Notice how these plants have many colas instead of just one – this is due to topping and FIMing. Note: The unfortunate acronym “FIM” stands for “F*ck I Missed,” and refers to growers accidentally pinching off top growth instead of fully topping the plant between nodes. FIMing has become known as a technique of its own since it has slightly different results compared to topping (recovery time, number of colas produced in one cut, etc.).
In the above example, the plant on the left was allowed to grow naturally, which resulted in the classic “Christmas tree” shape that’s not very efficient under indoor grow lights. Some strains are naturally bushy, but these long lanky strains often produce terrible yields indoors without training. The plant on the right was topped or fimmed as a seedling. This broke the dominance of the main cola, and the plant started putting out multiple colas. With both topping and FIMing, the growth tips that become new colas are already present. They just get bigger and become colas because topping and FIMing breaks the symmetry of the plant and exposes these growth tips to light and air. Instead of focusing on just one cola, the plant starts focusing on many growth tips until they become colas. Topping & FIMing Involve Removing or Damaging Top Growth.
This Reveals Hidden Growth Tips and Signals Plants to Start Putting Energy into Them. By damaging the main stem, topping and FIMing encourage the plant to spend energy growing many colas instead of focusing on just one. Lower growth nodes will become new colas once they’re exposed to light and air, but they develop much faster when the main cola’s dominance is broken by topping or FIMing. Notice how these growth tips have started developing and rising up after plant is topped or FIMed (the fan leaves have been removed so you can see the new colas and overall structure more easily) Topping vs FIMing. When it comes to FIMing vs Topping plants, it’s more a matter of growing preference than anything else.
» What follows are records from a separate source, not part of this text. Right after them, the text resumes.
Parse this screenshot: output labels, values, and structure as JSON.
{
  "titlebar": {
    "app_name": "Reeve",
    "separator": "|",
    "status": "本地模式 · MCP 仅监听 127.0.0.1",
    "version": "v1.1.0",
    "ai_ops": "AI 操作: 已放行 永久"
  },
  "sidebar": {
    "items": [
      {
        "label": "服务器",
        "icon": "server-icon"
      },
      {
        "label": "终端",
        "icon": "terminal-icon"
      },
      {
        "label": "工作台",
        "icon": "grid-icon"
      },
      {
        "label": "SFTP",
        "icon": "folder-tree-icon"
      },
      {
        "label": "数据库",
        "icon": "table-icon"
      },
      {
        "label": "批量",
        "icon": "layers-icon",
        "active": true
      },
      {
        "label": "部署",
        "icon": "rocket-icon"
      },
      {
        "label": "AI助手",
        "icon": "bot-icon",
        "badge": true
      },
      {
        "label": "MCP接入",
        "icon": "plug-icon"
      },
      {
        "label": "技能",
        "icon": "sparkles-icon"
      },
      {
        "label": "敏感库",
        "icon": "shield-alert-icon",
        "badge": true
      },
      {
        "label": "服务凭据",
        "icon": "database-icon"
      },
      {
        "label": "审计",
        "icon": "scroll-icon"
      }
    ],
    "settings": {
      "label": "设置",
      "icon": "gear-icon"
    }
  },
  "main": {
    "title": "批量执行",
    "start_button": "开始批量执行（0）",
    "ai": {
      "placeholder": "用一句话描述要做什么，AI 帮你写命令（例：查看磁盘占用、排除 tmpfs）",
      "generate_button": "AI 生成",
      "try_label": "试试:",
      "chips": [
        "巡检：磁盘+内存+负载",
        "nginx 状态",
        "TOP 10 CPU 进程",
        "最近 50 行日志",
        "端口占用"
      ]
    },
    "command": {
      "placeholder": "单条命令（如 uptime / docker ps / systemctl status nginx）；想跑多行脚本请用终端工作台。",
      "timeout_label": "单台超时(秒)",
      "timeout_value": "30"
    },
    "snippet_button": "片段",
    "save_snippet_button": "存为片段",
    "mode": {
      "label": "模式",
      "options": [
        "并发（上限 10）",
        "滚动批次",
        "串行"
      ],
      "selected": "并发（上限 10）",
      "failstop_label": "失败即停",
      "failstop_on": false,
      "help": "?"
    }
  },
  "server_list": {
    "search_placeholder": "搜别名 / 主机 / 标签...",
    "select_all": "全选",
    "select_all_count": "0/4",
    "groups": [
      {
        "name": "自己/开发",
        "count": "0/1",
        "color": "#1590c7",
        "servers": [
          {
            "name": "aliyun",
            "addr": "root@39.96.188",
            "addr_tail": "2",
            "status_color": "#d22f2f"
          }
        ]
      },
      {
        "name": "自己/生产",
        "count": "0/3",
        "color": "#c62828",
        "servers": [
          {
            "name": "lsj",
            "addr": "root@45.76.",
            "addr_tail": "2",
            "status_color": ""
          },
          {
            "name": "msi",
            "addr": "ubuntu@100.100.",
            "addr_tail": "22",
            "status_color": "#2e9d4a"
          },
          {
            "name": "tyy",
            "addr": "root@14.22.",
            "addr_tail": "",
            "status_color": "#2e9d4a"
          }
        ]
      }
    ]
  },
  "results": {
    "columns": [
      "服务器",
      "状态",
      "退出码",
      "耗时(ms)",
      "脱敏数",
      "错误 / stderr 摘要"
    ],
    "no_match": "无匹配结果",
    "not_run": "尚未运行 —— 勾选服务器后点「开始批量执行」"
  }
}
Cuts off top of plant at stem in between nodes Creates 2 main colas at the top of the plant, and LST can be used to create more New colas are evenly spaced (attached to the stem in the same place) Unlike FIMing, topping can be used to reduce the height of plant in vegetative page More stressful than FIMing – it takes vegetative plants longer to recover from topping. The extra main stems grow from above the node where you make the top cut. This video shows the whole cannabis topping process, in a timelapse format, showing what topping looks like in 10-14 days. The lower growth tips also begin rising up, and can produce even more main colas. Here’s a video showing what a plant looks like after being topped (time-lapse of about 2 weeks) FIMing. Removes top growth, but does not cut through stem Creates 2-4 main colas at top of plant, and and LST can be used to create more New colas created are not evenly spaced Does not reduce height of plant Does not stress plant as much as topping, so plants recover more quickly or don’t even notice. These plants were FIMed early in the vegetative stage. In either case, whether you top or FIM, you will end up with a wider, bushier plant that doesn’t grow just one main cola in a Christmas tree shape. With Topping & FIMing, you can achieve plants like this… …In the same amount of vertical space as a plant like this. Some growers will use several phases of topping or FIMing to produce cannabis plants with dozens of colas. Some techniques take this to the extreme, for example manifolding (also sometimes called “main-lining”) is a technique that uses topping several times to make a cannabis “manifold.” Tips for Topping & FIMing. Here are some extra tips to ensure topping and FIMing your marijuana plants goes perfectly every time! With both topping and FIMing, you remove some of the growth on the end of a cola of a young marijuana plant, which causes the plant to stop focusing on one cola (like a Christmas tree) and instead to create many bud-laden colas (grow bushier). If you Top or FIM the plant too early, it will have a hard time recovering. It may seem like a good idea, but you will get the best results and fastest recover if you wait until the plant has enough nodes. Wait Until Plant Has at Least 3-5 Nodes (FIMing) or 4-6 Nodes (Topping)- Topping or Fimming a Too-Young Seedling Will Dramatically Slow Down Growth. If You Wait Until Plant is Growing New Leaves Every Day, Recovery Will Be Much Faster. Growers use the plant’s natural response to FIMing/topping to produce short bushy plants with many colas. After the plant has been switched to the flowering stage, the wide spread of colas allows the plant to efficiently use indoor grow lights to produce the biggest yields possible. If you choose to use either of these methods, you will get the best results by doing it when the plant is young, usually when it has around 3-6 total nodes formed. Generally, you would only want to FIM a plant that has just 3 nodes, and wait until 4 nodes to top the plant.
These young cannabis plants are almost ready to be topped or FIMed. Cannabis plants can be FIMed before they can be topped. You get great results by breaking the tendency of the plant to grow one main cola while the plant is still short, because you can arrange your multiple colas however you want as the plant develops, instead of dealing with a Christmas tree shaped plant. You can also top or FIM your plant later in the vegetative stage, but you will have a longer main stalk, giving you less ability to arrange the colas the way you want. After being topped or FIMed, your plant will need some time spent recovering in the vegetative stage, though generally this just causes the plant to ‘fill out’ more instead of growing taller, which is often desirable for indoor growers. Important: Don’t Top or FIM in the Flowering Stage; It’s Too Late! Topping and FIMing techniques should only be used in the vegetative stage!
In fact, any training technique that involves cutting or damaging your plant should optimally be done in the vegetative stage of cannabis growth, before the flowering/budding stage begins.